▸ **Provided material**
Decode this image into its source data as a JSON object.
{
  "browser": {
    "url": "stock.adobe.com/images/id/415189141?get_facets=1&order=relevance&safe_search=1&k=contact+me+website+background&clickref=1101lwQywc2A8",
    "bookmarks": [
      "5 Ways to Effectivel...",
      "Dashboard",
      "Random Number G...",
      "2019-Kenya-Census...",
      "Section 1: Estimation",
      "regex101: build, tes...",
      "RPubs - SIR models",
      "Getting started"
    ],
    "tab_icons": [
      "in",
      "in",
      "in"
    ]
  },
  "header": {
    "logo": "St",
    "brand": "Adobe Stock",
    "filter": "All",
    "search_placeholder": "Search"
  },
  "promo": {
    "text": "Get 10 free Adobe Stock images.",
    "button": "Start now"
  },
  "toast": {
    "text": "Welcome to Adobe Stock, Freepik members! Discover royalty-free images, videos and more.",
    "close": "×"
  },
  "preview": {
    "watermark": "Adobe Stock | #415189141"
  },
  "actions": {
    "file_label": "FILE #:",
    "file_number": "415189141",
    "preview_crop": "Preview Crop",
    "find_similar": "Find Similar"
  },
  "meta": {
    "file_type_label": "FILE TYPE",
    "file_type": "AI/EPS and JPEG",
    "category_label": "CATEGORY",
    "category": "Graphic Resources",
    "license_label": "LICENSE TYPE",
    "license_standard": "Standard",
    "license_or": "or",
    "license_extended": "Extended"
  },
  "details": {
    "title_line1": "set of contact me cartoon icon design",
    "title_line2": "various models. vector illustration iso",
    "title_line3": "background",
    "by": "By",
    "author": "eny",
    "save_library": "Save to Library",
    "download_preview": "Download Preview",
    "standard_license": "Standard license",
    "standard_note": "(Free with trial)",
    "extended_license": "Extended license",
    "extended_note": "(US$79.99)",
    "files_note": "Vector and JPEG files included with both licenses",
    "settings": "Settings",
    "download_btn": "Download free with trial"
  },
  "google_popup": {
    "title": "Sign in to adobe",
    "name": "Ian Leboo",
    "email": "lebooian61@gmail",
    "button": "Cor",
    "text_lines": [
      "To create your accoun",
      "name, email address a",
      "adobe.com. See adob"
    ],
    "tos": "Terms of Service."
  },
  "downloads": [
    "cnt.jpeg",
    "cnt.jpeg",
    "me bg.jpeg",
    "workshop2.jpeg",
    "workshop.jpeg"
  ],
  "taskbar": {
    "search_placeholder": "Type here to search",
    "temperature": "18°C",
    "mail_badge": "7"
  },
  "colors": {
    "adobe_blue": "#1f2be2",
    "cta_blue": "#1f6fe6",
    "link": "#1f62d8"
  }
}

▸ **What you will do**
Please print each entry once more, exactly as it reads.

▸ **Result**
Decode this image into its source data as a JSON object.
{
  "browser": {
    "url": "stock.adobe.com/images/id/415189141?get_facets=1&order=relevance&safe_search=1&k=contact+me+website+background&clickref=1101lwQywc2A8",
    "bookmarks": [
      "5 Ways to Effectivel...",
      "Dashboard",
      "Random Number G...",
      "2019-Kenya-Census...",
      "Section 1: Estimation",
      "regex101: build, tes...",
      "RPubs - SIR models",
      "Getting started"
    ],
    "tab_icons": [
      "in",
      "in",
      "in"
    ]
  },
  "header": {
    "logo": "St",
    "brand": "Adobe Stock",
    "filter": "All",
    "search_placeholder": "Search"
  },
  "promo": {
    "text": "Get 10 free Adobe Stock images.",
    "button": "Start now"
  },
  "toast": {
    "text": "Welcome to Adobe Stock, Freepik members! Discover royalty-free images, videos and more.",
    "close": "×"
  },
  "preview": {
    "watermark": "Adobe Stock | #415189141"
  },
  "actions": {
    "file_label": "FILE #:",
    "file_number": "415189141",
    "preview_crop": "Preview Crop",
    "find_similar": "Find Similar"
  },
  "meta": {
    "file_type_label": "FILE TYPE",
    "file_type": "AI/EPS and JPEG",
    "category_label": "CATEGORY",
    "category": "Graphic Resources",
    "license_label": "LICENSE TYPE",
    "license_standard": "Standard",
    "license_or": "or",
    "license_extended": "Extended"
  },
  "details": {
    "title_line1": "set of contact me cartoon icon design",
    "title_line2": "various models. vector illustration iso",
    "title_line3": "background",
    "by": "By",
    "author": "eny",
    "save_library": "Save to Library",
    "download_preview": "Download Preview",
    "standard_license": "Standard license",
    "standard_note": "(Free with trial)",
    "extended_license": "Extended license",
    "extended_note": "(US$79.99)",
    "files_note": "Vector and JPEG files included with both licenses",
    "settings": "Settings",
    "download_btn": "Download free with trial"
  },
  "google_popup": {
    "title": "Sign in to adobe",
    "name": "Ian Leboo",
    "email": "lebooian61@gmail",
    "button": "Cor",
    "text_lines": [
      "To create your accoun",
      "name, email address a",
      "adobe.com. See adob"
    ],
    "tos": "Terms of Service."
  },
  "downloads": [
    "cnt.jpeg",
    "cnt.jpeg",
    "me bg.jpeg",
    "workshop2.jpeg",
    "workshop.jpeg"
  ],
  "taskbar": {
    "search_placeholder": "Type here to search",
    "temperature": "18°C",
    "mail_badge": "7"
  },
  "colors": {
    "adobe_blue": "#1f2be2",
    "cta_blue": "#1f6fe6",
    "link": "#1f62d8"
  }
}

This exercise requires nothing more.